Captain Paul Rose
Capt. Paul Rose grew up in Central Pennsylvania where he was mentored by Mike O’Brien, a fly-tyer and Orvis Fly Fishing School instructor. He then spent 10 years in Austin, Texas, before relocating to the Charlotte area where he began his 18-year guiding career.
When first seeing a carp in water, the captain was reminded of the redfish he saw on the Texas coast.
Capt. Paul Rose and the author heading out to look for carp. Photo by Jimmy Jacobs.
Capt. Paul uses a Hell’s Bay flats boat to stalk the “Carolina bonefish.” He is a certified casting instructor, so he can offer tips to make your casting more successful during and outing. He also can provide all fishing gear and flies.
Capt. Rose also guides for other species, including trout. He offers wade trips on 12 miles of private water on five streams for larger trout. Other trips are on to public waters that involve hiking to remote areas and chasing fish in pristine settings, which is a classic Southern Appalachian favorite involving stealth and accurate presentations in tight canopies of rhododendron to feisty and colorful trout.

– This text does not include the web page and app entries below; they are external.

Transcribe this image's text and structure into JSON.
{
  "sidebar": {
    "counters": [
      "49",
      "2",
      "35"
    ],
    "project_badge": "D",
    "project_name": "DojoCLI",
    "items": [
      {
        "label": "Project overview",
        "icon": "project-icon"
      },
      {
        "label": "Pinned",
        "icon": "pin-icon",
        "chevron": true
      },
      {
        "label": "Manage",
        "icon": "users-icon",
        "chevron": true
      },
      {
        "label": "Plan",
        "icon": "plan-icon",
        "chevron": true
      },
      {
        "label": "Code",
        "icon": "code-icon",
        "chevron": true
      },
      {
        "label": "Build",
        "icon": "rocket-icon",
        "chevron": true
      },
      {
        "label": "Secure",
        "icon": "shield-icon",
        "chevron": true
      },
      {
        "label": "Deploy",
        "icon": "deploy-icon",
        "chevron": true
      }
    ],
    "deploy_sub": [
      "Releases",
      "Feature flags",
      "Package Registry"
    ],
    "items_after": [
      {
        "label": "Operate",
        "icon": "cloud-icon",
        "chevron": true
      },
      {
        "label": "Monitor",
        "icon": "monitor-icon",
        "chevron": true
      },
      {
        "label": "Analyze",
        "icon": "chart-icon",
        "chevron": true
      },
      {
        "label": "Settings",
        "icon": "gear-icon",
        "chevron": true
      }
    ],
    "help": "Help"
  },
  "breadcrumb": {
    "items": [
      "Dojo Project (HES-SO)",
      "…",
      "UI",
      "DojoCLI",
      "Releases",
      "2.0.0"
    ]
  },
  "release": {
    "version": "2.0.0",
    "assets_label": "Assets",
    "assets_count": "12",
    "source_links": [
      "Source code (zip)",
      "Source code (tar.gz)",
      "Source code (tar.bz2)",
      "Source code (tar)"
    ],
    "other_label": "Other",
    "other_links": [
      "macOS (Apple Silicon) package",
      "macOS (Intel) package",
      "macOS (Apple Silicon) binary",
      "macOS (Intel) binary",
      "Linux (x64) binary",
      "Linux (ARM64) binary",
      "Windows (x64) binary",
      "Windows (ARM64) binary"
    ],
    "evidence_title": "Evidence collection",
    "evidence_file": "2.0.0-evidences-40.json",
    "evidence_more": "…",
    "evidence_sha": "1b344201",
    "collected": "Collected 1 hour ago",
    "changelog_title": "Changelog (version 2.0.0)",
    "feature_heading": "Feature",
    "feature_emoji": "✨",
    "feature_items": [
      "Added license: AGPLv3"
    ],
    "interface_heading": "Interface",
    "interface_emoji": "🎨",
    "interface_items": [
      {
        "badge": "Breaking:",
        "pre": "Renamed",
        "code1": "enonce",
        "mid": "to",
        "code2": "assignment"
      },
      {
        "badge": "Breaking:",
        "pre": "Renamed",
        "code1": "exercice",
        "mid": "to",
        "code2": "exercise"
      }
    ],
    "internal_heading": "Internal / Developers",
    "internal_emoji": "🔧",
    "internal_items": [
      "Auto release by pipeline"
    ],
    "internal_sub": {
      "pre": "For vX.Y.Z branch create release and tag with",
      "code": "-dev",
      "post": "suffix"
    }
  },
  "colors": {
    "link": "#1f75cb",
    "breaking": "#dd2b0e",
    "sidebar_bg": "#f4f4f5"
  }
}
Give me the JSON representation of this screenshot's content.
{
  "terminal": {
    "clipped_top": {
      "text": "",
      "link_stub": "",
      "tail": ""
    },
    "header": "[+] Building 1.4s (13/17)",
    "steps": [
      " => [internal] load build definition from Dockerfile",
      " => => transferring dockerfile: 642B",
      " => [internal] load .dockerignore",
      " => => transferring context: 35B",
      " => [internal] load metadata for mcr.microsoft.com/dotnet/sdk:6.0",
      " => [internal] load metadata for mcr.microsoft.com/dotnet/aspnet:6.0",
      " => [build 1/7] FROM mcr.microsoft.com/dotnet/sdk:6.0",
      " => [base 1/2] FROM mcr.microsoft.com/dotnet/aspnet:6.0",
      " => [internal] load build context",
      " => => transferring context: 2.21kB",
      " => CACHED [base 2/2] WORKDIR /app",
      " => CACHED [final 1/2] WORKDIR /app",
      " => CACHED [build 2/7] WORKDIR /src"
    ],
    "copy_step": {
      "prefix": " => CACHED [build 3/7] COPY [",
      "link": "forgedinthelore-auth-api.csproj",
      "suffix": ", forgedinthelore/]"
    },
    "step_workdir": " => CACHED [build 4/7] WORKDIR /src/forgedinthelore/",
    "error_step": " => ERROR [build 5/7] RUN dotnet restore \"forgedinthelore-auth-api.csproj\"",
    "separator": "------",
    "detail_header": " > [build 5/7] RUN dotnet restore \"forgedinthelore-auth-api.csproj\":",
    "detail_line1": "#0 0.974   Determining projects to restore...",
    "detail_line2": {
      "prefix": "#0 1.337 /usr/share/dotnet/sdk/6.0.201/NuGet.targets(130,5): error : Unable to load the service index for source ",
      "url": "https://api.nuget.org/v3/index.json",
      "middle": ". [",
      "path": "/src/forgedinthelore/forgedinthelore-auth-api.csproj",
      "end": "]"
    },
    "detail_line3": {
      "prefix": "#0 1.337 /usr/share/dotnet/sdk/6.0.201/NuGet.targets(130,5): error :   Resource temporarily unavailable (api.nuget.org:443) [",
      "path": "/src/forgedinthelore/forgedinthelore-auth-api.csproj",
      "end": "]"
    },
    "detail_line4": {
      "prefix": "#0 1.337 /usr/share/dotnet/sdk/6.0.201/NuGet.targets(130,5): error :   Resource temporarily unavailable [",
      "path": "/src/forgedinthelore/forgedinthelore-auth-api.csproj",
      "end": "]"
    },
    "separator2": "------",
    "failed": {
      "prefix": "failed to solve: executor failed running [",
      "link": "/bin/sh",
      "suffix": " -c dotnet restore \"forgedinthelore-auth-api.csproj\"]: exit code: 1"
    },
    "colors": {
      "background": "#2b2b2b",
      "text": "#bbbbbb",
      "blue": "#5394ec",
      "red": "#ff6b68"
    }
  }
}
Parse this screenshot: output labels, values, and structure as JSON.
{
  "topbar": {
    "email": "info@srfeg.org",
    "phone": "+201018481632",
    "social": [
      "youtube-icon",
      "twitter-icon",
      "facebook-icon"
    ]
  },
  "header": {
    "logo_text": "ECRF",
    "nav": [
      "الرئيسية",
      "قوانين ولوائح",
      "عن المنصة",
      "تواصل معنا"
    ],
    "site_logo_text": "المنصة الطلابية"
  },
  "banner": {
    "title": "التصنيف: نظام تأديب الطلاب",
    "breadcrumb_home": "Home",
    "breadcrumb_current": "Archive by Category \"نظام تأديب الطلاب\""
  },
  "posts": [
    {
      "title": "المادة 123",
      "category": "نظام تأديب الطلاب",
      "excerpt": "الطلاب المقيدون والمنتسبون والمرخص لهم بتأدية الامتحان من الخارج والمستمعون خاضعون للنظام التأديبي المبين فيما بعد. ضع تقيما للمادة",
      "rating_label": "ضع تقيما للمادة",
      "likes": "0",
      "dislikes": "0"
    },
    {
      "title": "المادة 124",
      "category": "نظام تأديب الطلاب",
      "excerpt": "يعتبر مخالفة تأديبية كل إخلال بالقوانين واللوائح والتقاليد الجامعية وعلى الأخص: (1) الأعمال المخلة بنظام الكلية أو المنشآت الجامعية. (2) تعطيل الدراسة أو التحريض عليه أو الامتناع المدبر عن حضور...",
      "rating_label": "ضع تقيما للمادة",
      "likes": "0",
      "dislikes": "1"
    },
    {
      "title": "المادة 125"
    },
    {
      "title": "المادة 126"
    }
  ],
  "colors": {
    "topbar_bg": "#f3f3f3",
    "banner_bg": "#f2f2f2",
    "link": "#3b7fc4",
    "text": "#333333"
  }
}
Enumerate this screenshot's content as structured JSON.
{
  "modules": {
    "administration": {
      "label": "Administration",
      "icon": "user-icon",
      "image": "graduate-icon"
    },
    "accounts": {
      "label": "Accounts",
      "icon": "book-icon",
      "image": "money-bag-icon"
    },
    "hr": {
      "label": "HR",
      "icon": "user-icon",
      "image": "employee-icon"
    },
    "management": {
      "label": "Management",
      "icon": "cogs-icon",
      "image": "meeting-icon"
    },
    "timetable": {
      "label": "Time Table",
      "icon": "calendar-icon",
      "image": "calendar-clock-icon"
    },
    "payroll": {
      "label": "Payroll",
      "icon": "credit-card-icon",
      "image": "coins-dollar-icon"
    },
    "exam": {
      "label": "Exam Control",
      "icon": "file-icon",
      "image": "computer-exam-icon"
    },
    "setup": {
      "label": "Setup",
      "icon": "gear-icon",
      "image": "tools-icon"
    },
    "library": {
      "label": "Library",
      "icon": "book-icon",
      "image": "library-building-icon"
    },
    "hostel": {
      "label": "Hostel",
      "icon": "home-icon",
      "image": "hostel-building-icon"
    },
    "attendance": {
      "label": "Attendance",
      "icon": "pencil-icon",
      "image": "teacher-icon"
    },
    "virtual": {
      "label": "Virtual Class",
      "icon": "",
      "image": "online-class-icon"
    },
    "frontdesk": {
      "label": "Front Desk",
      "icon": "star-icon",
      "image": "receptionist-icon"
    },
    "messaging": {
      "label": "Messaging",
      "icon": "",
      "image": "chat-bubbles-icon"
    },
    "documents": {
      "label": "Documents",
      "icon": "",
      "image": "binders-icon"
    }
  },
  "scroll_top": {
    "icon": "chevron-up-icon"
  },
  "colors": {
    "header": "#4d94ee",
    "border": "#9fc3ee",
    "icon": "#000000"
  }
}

Captain Paul Rose can reached through his Carolina Bonefishing guide service.